While the statement is really an elegant way to keep you focused on your customer’s question of, “What’s in it for me?” it’s something that’s easy to forget and hard to get back once you remember it.
When they switched to AT&T as their provider, they made a big announcement and promotion about how now iPhone users could use their wifi for free for two hours per day.
Great idea. In my opinion, the fact that they charge for wifi at all is a bit ridiculous, but reasonable people can disagree with that one.
I have, on many occasions, tried to use the “free” wifi at Starbucks and never once succeeded.
Why? It takes too long.
When you’re talking about a service for a mobile phone, how do you think most people will tend to use it? Probably to quick check the news or their email while they’re waiting in line for their $4 cup of coffee. Sure, there are people that will sit and use up their whole two hours, but I’m guessing that most people are just using a few minutes while they’re in the store in the morning.
But, at Starbucks, you have to go through an entire login process before you can even use the wifi. By that time, I usually just say, “forget it, I’ll do it later.”
Is this nitpicking? Maybe, but in my mind, if a company is built on experience, then the experience should be consistent.
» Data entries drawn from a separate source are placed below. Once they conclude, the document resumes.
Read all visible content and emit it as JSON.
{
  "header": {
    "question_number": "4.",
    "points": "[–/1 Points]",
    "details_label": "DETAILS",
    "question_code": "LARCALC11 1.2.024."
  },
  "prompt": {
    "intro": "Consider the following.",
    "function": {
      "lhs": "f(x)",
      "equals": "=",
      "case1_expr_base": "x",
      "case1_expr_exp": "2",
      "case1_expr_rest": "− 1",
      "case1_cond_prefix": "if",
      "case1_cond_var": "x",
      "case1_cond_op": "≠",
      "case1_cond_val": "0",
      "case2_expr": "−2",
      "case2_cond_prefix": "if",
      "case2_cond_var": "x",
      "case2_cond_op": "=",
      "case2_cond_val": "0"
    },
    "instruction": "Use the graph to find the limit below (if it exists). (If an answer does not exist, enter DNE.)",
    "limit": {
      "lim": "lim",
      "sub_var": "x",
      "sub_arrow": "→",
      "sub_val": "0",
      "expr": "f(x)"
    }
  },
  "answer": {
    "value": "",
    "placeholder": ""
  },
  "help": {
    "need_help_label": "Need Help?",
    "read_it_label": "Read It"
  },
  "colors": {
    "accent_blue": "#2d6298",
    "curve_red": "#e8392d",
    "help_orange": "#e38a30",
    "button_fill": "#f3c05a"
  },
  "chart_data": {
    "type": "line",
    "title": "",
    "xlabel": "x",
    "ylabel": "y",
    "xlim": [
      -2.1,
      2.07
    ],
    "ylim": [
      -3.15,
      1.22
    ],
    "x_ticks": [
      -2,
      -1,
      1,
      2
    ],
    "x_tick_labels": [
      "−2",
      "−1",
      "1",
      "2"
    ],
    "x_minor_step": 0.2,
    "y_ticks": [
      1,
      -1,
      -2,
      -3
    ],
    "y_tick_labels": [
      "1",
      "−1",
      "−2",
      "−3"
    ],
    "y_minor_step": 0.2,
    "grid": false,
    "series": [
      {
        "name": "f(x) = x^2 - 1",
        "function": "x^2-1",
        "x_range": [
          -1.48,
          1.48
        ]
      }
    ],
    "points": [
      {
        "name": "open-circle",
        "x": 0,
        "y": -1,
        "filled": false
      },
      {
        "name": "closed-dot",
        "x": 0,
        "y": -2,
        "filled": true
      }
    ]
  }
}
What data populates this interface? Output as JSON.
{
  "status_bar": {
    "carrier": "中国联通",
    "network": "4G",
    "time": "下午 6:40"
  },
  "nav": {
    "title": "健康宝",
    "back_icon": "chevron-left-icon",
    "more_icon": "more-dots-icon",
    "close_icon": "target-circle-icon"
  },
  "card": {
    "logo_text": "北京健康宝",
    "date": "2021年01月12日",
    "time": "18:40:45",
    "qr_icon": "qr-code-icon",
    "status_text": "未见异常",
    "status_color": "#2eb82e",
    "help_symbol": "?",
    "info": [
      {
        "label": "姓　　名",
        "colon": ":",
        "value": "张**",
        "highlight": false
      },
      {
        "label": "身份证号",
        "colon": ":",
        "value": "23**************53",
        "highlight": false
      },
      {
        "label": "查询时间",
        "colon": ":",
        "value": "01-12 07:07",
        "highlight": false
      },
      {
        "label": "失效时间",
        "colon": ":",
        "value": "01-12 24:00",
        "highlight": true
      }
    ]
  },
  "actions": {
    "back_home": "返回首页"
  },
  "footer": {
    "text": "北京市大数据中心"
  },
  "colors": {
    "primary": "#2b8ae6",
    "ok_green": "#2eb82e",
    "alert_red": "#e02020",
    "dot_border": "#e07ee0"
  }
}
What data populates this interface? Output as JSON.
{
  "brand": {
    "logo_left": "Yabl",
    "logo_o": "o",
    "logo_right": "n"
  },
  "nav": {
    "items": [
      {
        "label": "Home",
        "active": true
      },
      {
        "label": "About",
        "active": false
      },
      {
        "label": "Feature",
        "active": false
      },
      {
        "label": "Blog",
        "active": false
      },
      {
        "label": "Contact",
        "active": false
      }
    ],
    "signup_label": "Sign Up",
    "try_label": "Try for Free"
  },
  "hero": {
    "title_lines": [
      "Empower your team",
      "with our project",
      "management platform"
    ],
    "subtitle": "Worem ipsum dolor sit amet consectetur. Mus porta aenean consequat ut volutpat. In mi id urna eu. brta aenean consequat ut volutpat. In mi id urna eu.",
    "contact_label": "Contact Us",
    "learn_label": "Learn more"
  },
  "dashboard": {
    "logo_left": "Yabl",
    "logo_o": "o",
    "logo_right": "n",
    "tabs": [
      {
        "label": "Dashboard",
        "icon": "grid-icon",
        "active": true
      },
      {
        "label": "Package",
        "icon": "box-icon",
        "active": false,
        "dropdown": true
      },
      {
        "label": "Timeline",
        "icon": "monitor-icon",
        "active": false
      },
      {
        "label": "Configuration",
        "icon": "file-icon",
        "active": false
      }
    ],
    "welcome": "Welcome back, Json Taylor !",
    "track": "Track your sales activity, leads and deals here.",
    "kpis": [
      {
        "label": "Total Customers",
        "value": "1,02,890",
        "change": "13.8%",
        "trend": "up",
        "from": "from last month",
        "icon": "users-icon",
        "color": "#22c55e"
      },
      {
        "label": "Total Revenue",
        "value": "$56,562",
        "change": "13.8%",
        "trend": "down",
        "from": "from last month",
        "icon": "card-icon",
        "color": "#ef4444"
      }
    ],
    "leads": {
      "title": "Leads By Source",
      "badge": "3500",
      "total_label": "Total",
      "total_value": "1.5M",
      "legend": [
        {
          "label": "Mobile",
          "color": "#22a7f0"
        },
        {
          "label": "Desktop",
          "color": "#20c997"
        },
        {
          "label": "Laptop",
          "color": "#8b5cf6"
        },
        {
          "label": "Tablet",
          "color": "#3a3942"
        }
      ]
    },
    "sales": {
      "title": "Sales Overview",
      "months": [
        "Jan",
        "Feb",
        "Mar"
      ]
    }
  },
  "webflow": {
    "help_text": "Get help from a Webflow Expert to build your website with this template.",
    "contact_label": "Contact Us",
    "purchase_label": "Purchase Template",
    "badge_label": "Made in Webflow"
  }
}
Putting a barrier in people’s way for something as simple as wifi seems to me to fall outside the type of experience that Starbucks should be working toward.